We know that young people often struggle to define their identities and their place within society. However, once comfortable in one’s identity, new challenges often arise. One of those challenges is feeling uncertain of whether you live up to society’s expectations of someone who is (insert identity here) . I am Jewish, but I am not particularly observant. Does that make me less of a Jew? I have always identified as female, but I don’t dress the way that other women dress and I don’t wear makeup. Does that make me less of a woman? The answer to both questions is no. But it took me a long time to figure that out.
Two books that communicate these concerns are the graphic novel Ms. Marvel written by G. Willow Wilson and illustrated by Adrian Alphona and The First Rule of Punk by Celia C. Perez. In Ms. Marvel, Kamala doesn’t always feel like she fits the mold of “Muslim teenage girl” that has been defined by her family and community. She also doesn’t see her looks as fitting in the role of a superhero, so when she starts to transform into Ms. Marvel she has white skin and blond hair. Eventually, though, she realizes that actions and not images define us.
In The First Rule of Punk, Malù has moved from Florida to Chicago and she is not particularly happy about it. Her mom, who she calls SuperMexican, is never completely satisfied with her daughter’s “punk” lifestyle. Her mom insists on introducing Malú as María Luisa and wants her to act more like a señorita. Over time, Malú discovers that there were some pretty punk señores and señoras in Mexican history and in Mexico today. She starts to embrace her entire identity rather than just pieces of it, and so do those around her.
Society at large communicates its expectations through the media and public systems. Our own social circles have standards that are communicated either directly or indirectly to us at all times. It can be hard for students to feel comfortable within themselves if they do not fit completely into those boxes and especially difficult if there are multiple boxes and just one individual.
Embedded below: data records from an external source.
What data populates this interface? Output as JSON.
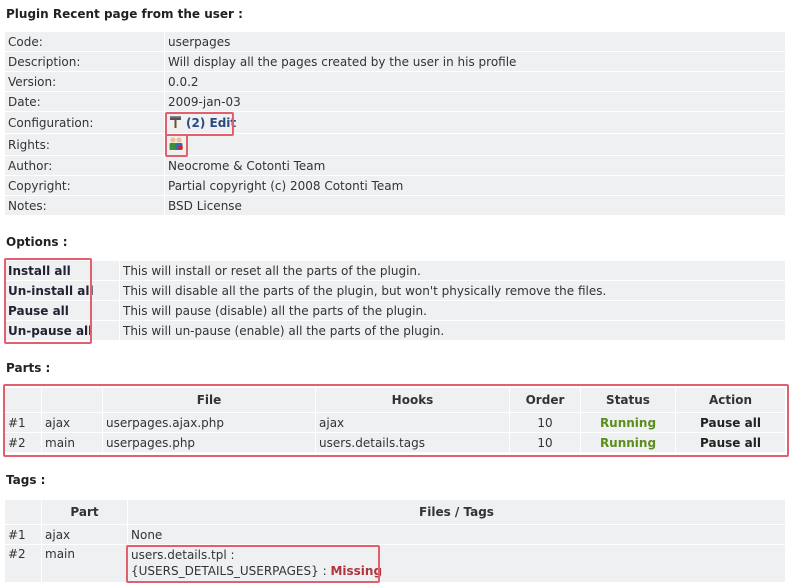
{
  "info": {
    "title": "Plugin Recent page from the user :",
    "rows": {
      "code": {
        "label": "Code:",
        "value": "userpages"
      },
      "description": {
        "label": "Description:",
        "value": "Will display all the pages created by the user in his profile"
      },
      "version": {
        "label": "Version:",
        "value": "0.0.2"
      },
      "date": {
        "label": "Date:",
        "value": "2009-jan-03"
      },
      "configuration": {
        "label": "Configuration:",
        "link": "(2) Edit"
      },
      "rights": {
        "label": "Rights:"
      },
      "author": {
        "label": "Author:",
        "value": "Neocrome & Cotonti Team"
      },
      "copyright": {
        "label": "Copyright:",
        "value": "Partial copyright (c) 2008 Cotonti Team"
      },
      "notes": {
        "label": "Notes:",
        "value": "BSD License"
      }
    }
  },
  "options": {
    "title": "Options :",
    "items": [
      {
        "action": "Install all",
        "desc": "This will install or reset all the parts of the plugin."
      },
      {
        "action": "Un-install all",
        "desc": "This will disable all the parts of the plugin, but won't physically remove the files."
      },
      {
        "action": "Pause all",
        "desc": "This will pause (disable) all the parts of the plugin."
      },
      {
        "action": "Un-pause all",
        "desc": "This will un-pause (enable) all the parts of the plugin."
      }
    ]
  },
  "parts": {
    "title": "Parts :",
    "headers": {
      "file": "File",
      "hooks": "Hooks",
      "order": "Order",
      "status": "Status",
      "action": "Action"
    },
    "rows": [
      {
        "num": "#1",
        "part": "ajax",
        "file": "userpages.ajax.php",
        "hooks": "ajax",
        "order": "10",
        "status": "Running",
        "action": "Pause all"
      },
      {
        "num": "#2",
        "part": "main",
        "file": "userpages.php",
        "hooks": "users.details.tags",
        "order": "10",
        "status": "Running",
        "action": "Pause all"
      }
    ]
  },
  "tags": {
    "title": "Tags :",
    "headers": {
      "part": "Part",
      "files": "Files / Tags"
    },
    "rows": [
      {
        "num": "#1",
        "part": "ajax",
        "files": "None"
      },
      {
        "num": "#2",
        "part": "main",
        "file_line": "users.details.tpl :",
        "tag": "{USERS_DETAILS_USERPAGES} :",
        "status": "Missing"
      }
    ]
  },
  "icons": {
    "config": "hammer-icon",
    "rights": "rights-users-icon"
  },
  "colors": {
    "running": "#5a8f1a",
    "missing": "#b0353d",
    "link": "#2b4a7e",
    "highlight": "#e06070",
    "row_bg": "#eef0f2"
  }
}
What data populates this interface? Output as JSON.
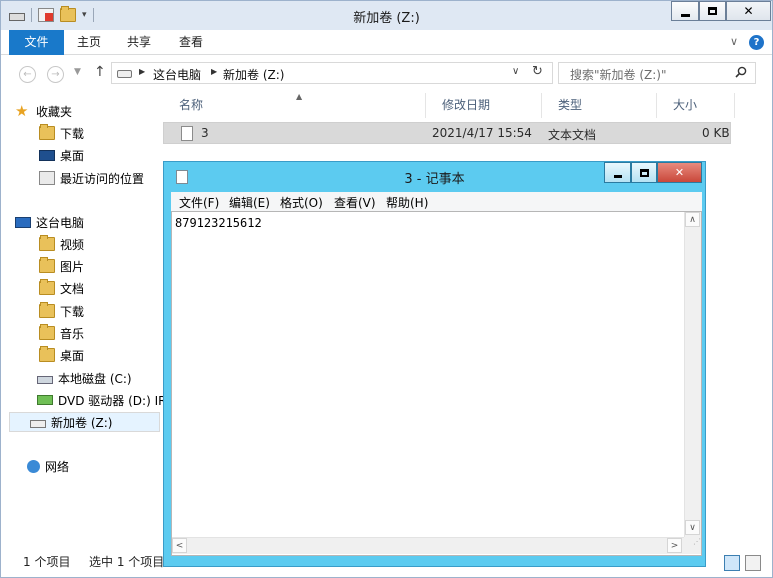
{
  "explorer": {
    "title": "新加卷 (Z:)",
    "ribbon_tabs": [
      "文件",
      "主页",
      "共享",
      "查看"
    ],
    "breadcrumb": [
      "这台电脑",
      "新加卷 (Z:)"
    ],
    "search_placeholder": "搜索\"新加卷 (Z:)\"",
    "sidebar": {
      "favorites_label": "收藏夹",
      "favorites": [
        "下载",
        "桌面",
        "最近访问的位置"
      ],
      "pc_label": "这台电脑",
      "pc_items": [
        "视频",
        "图片",
        "文档",
        "下载",
        "音乐",
        "桌面",
        "本地磁盘 (C:)",
        "DVD 驱动器 (D:) IR",
        "新加卷 (Z:)"
      ],
      "network_label": "网络"
    },
    "columns": [
      "名称",
      "修改日期",
      "类型",
      "大小"
    ],
    "files": [
      {
        "name": "3",
        "modified": "2021/4/17 15:54",
        "type": "文本文档",
        "size": "0 KB"
      }
    ],
    "status": {
      "count": "1 个项目",
      "selected": "选中 1 个项目"
    }
  },
  "notepad": {
    "title": "3 - 记事本",
    "menu": [
      "文件(F)",
      "编辑(E)",
      "格式(O)",
      "查看(V)",
      "帮助(H)"
    ],
    "content": "879123215612"
  }
}
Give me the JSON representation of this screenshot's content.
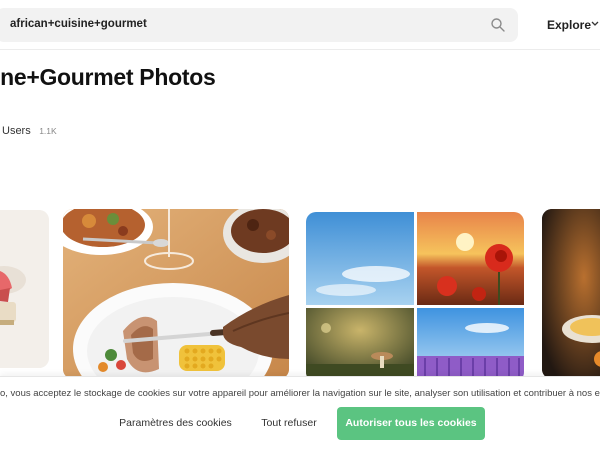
{
  "search": {
    "query": "african+cuisine+gourmet"
  },
  "header": {
    "explore_label": "Explore"
  },
  "main": {
    "title": "ine+Gourmet Photos",
    "filter": {
      "label": "Users",
      "count": "1.1K"
    }
  },
  "gallery": {
    "items": [
      {
        "subject": "plated dish partial"
      },
      {
        "subject": "grilled food with corn and fish"
      },
      {
        "subject": "nature collage: sky, sunset poppies, mushroom, lavender"
      },
      {
        "subject": "warm dark food partial"
      }
    ]
  },
  "cookies": {
    "message": "o, vous acceptez le stockage de cookies sur votre appareil pour améliorer la navigation sur le site, analyser son utilisation et contribuer à nos ef",
    "params_label": "Paramètres des cookies",
    "refuse_label": "Tout refuser",
    "accept_label": "Autoriser tous les cookies",
    "accept_color": "#5bc481"
  }
}
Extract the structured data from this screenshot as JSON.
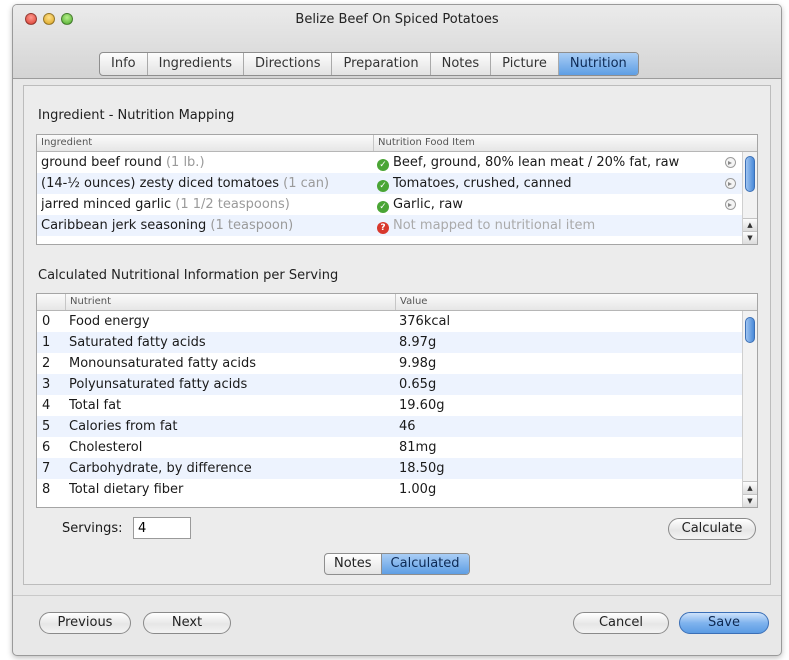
{
  "window": {
    "title": "Belize Beef On Spiced Potatoes"
  },
  "tabs": [
    {
      "label": "Info",
      "active": false
    },
    {
      "label": "Ingredients",
      "active": false
    },
    {
      "label": "Directions",
      "active": false
    },
    {
      "label": "Preparation",
      "active": false
    },
    {
      "label": "Notes",
      "active": false
    },
    {
      "label": "Picture",
      "active": false
    },
    {
      "label": "Nutrition",
      "active": true
    }
  ],
  "mapping": {
    "title": "Ingredient - Nutrition Mapping",
    "columns": {
      "ingredient": "Ingredient",
      "food_item": "Nutrition Food Item"
    },
    "rows": [
      {
        "name": "ground beef round",
        "qty": "(1 lb.)",
        "status": "mapped",
        "item": "Beef, ground, 80% lean meat / 20% fat, raw"
      },
      {
        "name": "(14-½ ounces) zesty diced tomatoes",
        "qty": "(1 can)",
        "status": "mapped",
        "item": "Tomatoes, crushed, canned"
      },
      {
        "name": "jarred minced garlic",
        "qty": "(1 1/2 teaspoons)",
        "status": "mapped",
        "item": "Garlic, raw"
      },
      {
        "name": "Caribbean jerk seasoning",
        "qty": "(1 teaspoon)",
        "status": "unmapped",
        "item": "Not mapped to nutritional item"
      }
    ]
  },
  "nutrition": {
    "title": "Calculated Nutritional Information per Serving",
    "columns": {
      "index": "",
      "nutrient": "Nutrient",
      "value": "Value"
    },
    "rows": [
      {
        "index": "0",
        "nutrient": "Food energy",
        "value": "376kcal"
      },
      {
        "index": "1",
        "nutrient": "Saturated fatty acids",
        "value": "8.97g"
      },
      {
        "index": "2",
        "nutrient": "Monounsaturated fatty acids",
        "value": "9.98g"
      },
      {
        "index": "3",
        "nutrient": "Polyunsaturated fatty acids",
        "value": "0.65g"
      },
      {
        "index": "4",
        "nutrient": "Total fat",
        "value": "19.60g"
      },
      {
        "index": "5",
        "nutrient": "Calories from fat",
        "value": "46"
      },
      {
        "index": "6",
        "nutrient": "Cholesterol",
        "value": "81mg"
      },
      {
        "index": "7",
        "nutrient": "Carbohydrate, by difference",
        "value": "18.50g"
      },
      {
        "index": "8",
        "nutrient": "Total dietary fiber",
        "value": "1.00g"
      }
    ]
  },
  "servings": {
    "label": "Servings:",
    "value": "4"
  },
  "buttons": {
    "calculate": "Calculate",
    "previous": "Previous",
    "next": "Next",
    "cancel": "Cancel",
    "save": "Save"
  },
  "view_toggle": [
    {
      "label": "Notes",
      "active": false
    },
    {
      "label": "Calculated",
      "active": true
    }
  ]
}
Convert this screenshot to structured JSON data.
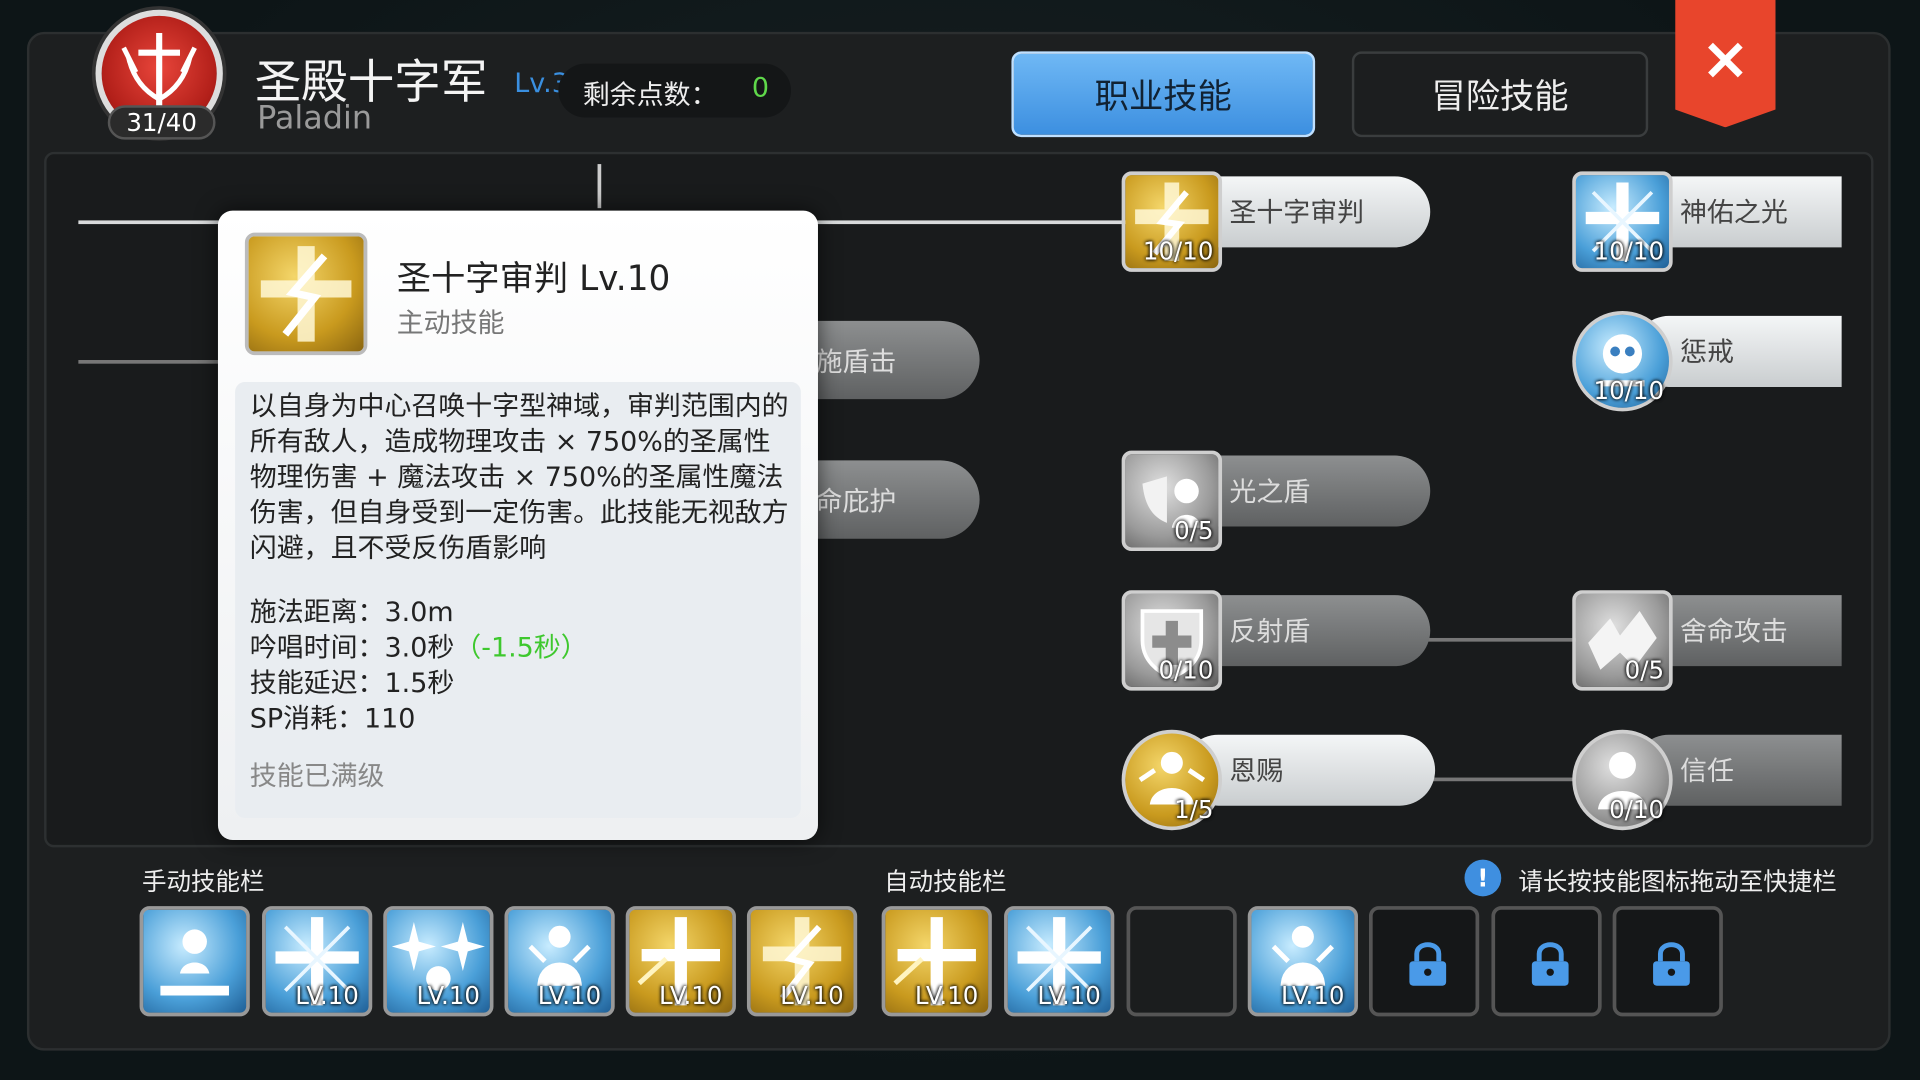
{
  "header": {
    "emblem_count": "31/40",
    "class_name": "圣殿十字军",
    "class_level": "Lv.31",
    "class_name_en": "Paladin",
    "points_label": "剩余点数：",
    "points_value": "0",
    "tab_job": "职业技能",
    "tab_adventure": "冒险技能",
    "close_icon": "×"
  },
  "tree": {
    "ghost_1": "施盾击",
    "ghost_2": "命庇护",
    "nodes": [
      {
        "name": "圣十字审判",
        "level": "10/10",
        "icon": "gold-lightning-cross-icon"
      },
      {
        "name": "神佑之光",
        "level": "10/10",
        "icon": "blue-holy-cross-icon"
      },
      {
        "name": "惩戒",
        "level": "10/10",
        "icon": "blue-skull-icon"
      },
      {
        "name": "光之盾",
        "level": "0/5",
        "icon": "grey-light-shield-icon"
      },
      {
        "name": "反射盾",
        "level": "0/10",
        "icon": "grey-reflect-shield-icon"
      },
      {
        "name": "舍命攻击",
        "level": "0/5",
        "icon": "grey-sacrifice-icon"
      },
      {
        "name": "恩赐",
        "level": "1/5",
        "icon": "gold-grace-icon"
      },
      {
        "name": "信任",
        "level": "0/10",
        "icon": "grey-trust-icon"
      }
    ]
  },
  "tooltip": {
    "title": "圣十字审判  Lv.10",
    "type": "主动技能",
    "description": "以自身为中心召唤十字型神域，审判范围内的所有敌人，造成物理攻击 × 750%的圣属性物理伤害 + 魔法攻击 × 750%的圣属性魔法伤害，但自身受到一定伤害。此技能无视敌方闪避，且不受反伤盾影响",
    "range": "施法距离：3.0m",
    "cast_time": "吟唱时间：3.0秒",
    "cast_bonus": "（-1.5秒）",
    "delay": "技能延迟：1.5秒",
    "sp_cost": "SP消耗：110",
    "maxed": "技能已满级"
  },
  "bottom": {
    "manual_label": "手动技能栏",
    "auto_label": "自动技能栏",
    "hint_icon": "!",
    "hint": "请长按技能图标拖动至快捷栏",
    "manual_slots": [
      {
        "icon": "blue-resurrect-icon",
        "level": ""
      },
      {
        "icon": "blue-holy-cross-icon",
        "level": "LV.10"
      },
      {
        "icon": "blue-stars-icon",
        "level": "LV.10"
      },
      {
        "icon": "blue-blessing-icon",
        "level": "LV.10"
      },
      {
        "icon": "gold-cross-icon",
        "level": "LV.10"
      },
      {
        "icon": "gold-lightning-cross-icon",
        "level": "LV.10"
      }
    ],
    "auto_slots": [
      {
        "icon": "gold-cross-icon",
        "level": "LV.10"
      },
      {
        "icon": "blue-holy-cross-icon",
        "level": "LV.10"
      },
      {
        "icon": "empty-slot",
        "level": ""
      },
      {
        "icon": "blue-blessing-icon",
        "level": "LV.10"
      },
      {
        "icon": "lock-icon",
        "level": ""
      },
      {
        "icon": "lock-icon",
        "level": ""
      },
      {
        "icon": "lock-icon",
        "level": ""
      }
    ]
  },
  "colors": {
    "accent_blue": "#3c8fe0",
    "close_red": "#e8452c",
    "points_green": "#5fd84a",
    "gold": "#c99a1e"
  }
}
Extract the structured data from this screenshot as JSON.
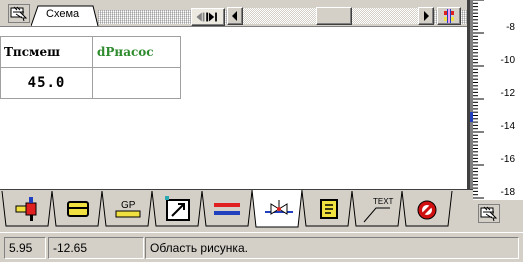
{
  "top": {
    "tab_label": "Схема"
  },
  "table": {
    "header": [
      "Тпсмеш",
      "dPнасос"
    ],
    "row": [
      "45.0",
      ""
    ]
  },
  "ruler": {
    "labels": [
      "-8",
      "-10",
      "-12",
      "-14",
      "-16",
      "-18"
    ]
  },
  "tools": {
    "tabs": [
      "pump-tab",
      "pipe-tab",
      "gp-tab",
      "resize-tab",
      "flow-tab",
      "valve-tab",
      "doc-tab",
      "text-tab",
      "forbid-tab"
    ],
    "gp_text": "GP",
    "text_text": "TEXT"
  },
  "status": {
    "x": "5.95",
    "y": "-12.65",
    "message": "Область рисунка."
  },
  "colors": {
    "header_green": "#2e8b2e",
    "flow_red": "#e02020",
    "flow_blue": "#2040c0",
    "forbid_red": "#d01010",
    "select_yellow": "#f0e040"
  }
}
Books like these can help students to recognize that fitting into an identity group does not, or at least should not, require the loss of individuality.
Teaching Tolerance Social Justice Standards (both books):
Identity 3: I know that overlapping identities combine to make me who I am and that none of my group identities on their own fully defines me or any other person.
Diversity 7: I can accurately and respectfully describe ways that people (including myself) are similar to and different from each other and others in their identity groups.
Diversity 9: I know I am connected to other people and can relate to them even when we are different or when we disagree.
Common Core Standards for Ms. Marvel:
RL.2- Determine a theme or central idea of a text and analyze its development over the course of the text, including its relationship to the characters, setting, and plot; provide an objective summary of the text.
RL.3- Analyze how particular lines of dialogue or incidents in a story or drama propel the action, reveal aspects of a character, or provoke a decision.
RL.6- Analyze how differences in the points of view of the characters and the audience or reader (e.g., created through the use of dramatic irony) create such effects as suspense or humor.
Common Core Standards for The First Rule of Punk:
RL.2- Determine a theme or central idea of a text and how it is conveyed through particular details; provide a summary of the text distinct from personal opinions or judgments.
RL.3- Describe how a particular story’s or drama’s plot unfolds in a series of episodes as well as how the characters respond or change as the plot moves toward a resolution.
RL.6- Explain how an author develops the point of view of the narrator or speaker in a text.